Data under study:
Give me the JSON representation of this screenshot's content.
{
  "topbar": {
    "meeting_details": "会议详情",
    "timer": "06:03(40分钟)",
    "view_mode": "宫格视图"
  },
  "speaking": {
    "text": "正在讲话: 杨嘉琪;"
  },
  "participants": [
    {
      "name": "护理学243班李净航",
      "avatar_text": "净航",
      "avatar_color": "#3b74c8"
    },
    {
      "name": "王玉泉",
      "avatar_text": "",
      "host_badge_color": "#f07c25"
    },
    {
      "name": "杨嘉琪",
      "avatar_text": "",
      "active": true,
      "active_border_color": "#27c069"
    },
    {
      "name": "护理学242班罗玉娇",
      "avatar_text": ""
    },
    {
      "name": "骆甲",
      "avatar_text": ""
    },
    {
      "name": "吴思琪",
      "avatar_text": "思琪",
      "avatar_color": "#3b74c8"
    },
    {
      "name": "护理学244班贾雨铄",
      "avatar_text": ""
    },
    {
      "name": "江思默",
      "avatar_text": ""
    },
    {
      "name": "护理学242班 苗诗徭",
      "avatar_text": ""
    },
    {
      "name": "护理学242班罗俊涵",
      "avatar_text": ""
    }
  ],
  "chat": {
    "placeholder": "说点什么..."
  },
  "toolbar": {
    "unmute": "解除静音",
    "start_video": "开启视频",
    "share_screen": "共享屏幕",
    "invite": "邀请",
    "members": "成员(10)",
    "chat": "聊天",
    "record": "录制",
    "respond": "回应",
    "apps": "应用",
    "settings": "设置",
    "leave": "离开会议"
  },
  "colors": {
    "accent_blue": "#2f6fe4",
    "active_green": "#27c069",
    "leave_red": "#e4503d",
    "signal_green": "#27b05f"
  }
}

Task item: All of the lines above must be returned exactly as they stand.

Final answer:
Give me the JSON representation of this screenshot's content.
{
  "topbar": {
    "meeting_details": "会议详情",
    "timer": "06:03(40分钟)",
    "view_mode": "宫格视图"
  },
  "speaking": {
    "text": "正在讲话: 杨嘉琪;"
  },
  "participants": [
    {
      "name": "护理学243班李净航",
      "avatar_text": "净航",
      "avatar_color": "#3b74c8"
    },
    {
      "name": "王玉泉",
      "avatar_text": "",
      "host_badge_color": "#f07c25"
    },
    {
      "name": "杨嘉琪",
      "avatar_text": "",
      "active": true,
      "active_border_color": "#27c069"
    },
    {
      "name": "护理学242班罗玉娇",
      "avatar_text": ""
    },
    {
      "name": "骆甲",
      "avatar_text": ""
    },
    {
      "name": "吴思琪",
      "avatar_text": "思琪",
      "avatar_color": "#3b74c8"
    },
    {
      "name": "护理学244班贾雨铄",
      "avatar_text": ""
    },
    {
      "name": "江思默",
      "avatar_text": ""
    },
    {
      "name": "护理学242班 苗诗徭",
      "avatar_text": ""
    },
    {
      "name": "护理学242班罗俊涵",
      "avatar_text": ""
    }
  ],
  "chat": {
    "placeholder": "说点什么..."
  },
  "toolbar": {
    "unmute": "解除静音",
    "start_video": "开启视频",
    "share_screen": "共享屏幕",
    "invite": "邀请",
    "members": "成员(10)",
    "chat": "聊天",
    "record": "录制",
    "respond": "回应",
    "apps": "应用",
    "settings": "设置",
    "leave": "离开会议"
  },
  "colors": {
    "accent_blue": "#2f6fe4",
    "active_green": "#27c069",
    "leave_red": "#e4503d",
    "signal_green": "#27b05f"
  }
}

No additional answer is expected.